Iranian production is down 330,000 b/d since May, while Venezuela is down 140,000 b/d, according to the Platts survey.
Falih, who said Saudi Arabia's October production is expected to average 10.7 million b/d, said the kingdom was capable of pumping 1.3 million b/d above that, if there was the market demand to justify it. Saudi Arabia holds the bulk of global spare capacity.
An OPEC/non-OPEC monitoring committee is scheduled to meet November 11 in Abu Dhabi to assess market conditions and determine next steps. The next full OPEC meeting, when any policy change would be decided, is December 6 in Vienna.
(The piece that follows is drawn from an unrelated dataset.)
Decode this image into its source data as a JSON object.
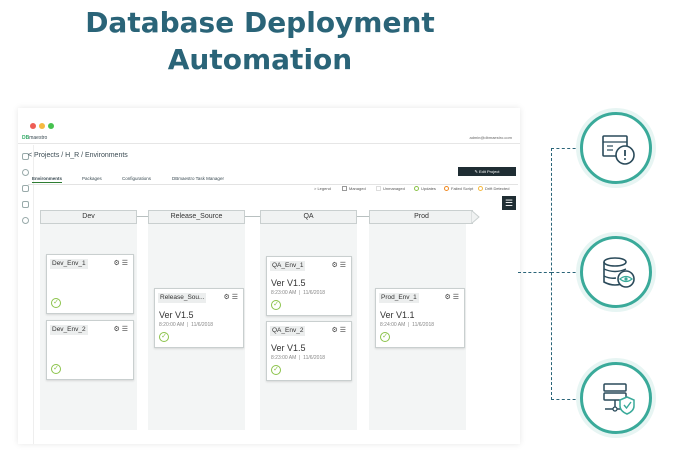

COMPLIANCE COMING DOWN
Libya tied with Saudi Arabia for the biggest monthly gain, with its output rising to 1.05 million b/d, as militancy around its oil facilities quieted, according to the Platts survey. That is the violence-torn country's highest production level in more than five years.
Angola also showed a significant gain, with production rising 50,000 b/d in September to 1.51 million b/d, due to the ramp up of the Kaombo offshore field.
The UAE (3.01 million b/d) and Kuwait (2.82 million b/d) pumped their most since December 2016, the survey found.
OPEC's second largest producer Iraq saw a 30,000 b/d month-on-month fall to 4.65 million b/d, as its crude exports saw a slight dip, according to the survey.
In all, the 12 OPEC members with quotas brought compliance down to 110%, from 115% in August, as the bloc intends to end overcompliance with cuts that have been in force since January 2017 under its plan to boost production by 1 million b/d. Libya and Nigeria were exempted from the cuts, while Congo was never given a quota.
|OPEC PRODUCTION (IN MILLION B/D)|
|OPEC PRODUCTION VERSUS ALLOCATIONS (IN MILLION B/D)|
* Congo has not been given an allocation
** Libya and Nigeria were given an unofficial combined 2.80 million b/d cap, near their presumptive maximum sustained production capacities of 1.00 million b/d and 1.80 million b/d, respectively
*** Total allocation does not include Congo
Notes: On June 23, OPEC and 10 non-OPEC producers agreed to boost output by a combined 1 million b/d by reducing overcompliance with production cuts but left unsettled how that will be apportioned.
The estimate for Iraq includes volumes from semi-autonomous Iraqi Kurdistan.
The Republic of Congo joined OPEC in June 2018, becoming the organization's 15th member.
The next OPEC meeting is December 6.
-- Herman Wang, firstname.lastname@example.org
-- Eklavya Gupte, email@example.com
-- Edited by Geetha Narayanasamy, firstname.lastname@example.org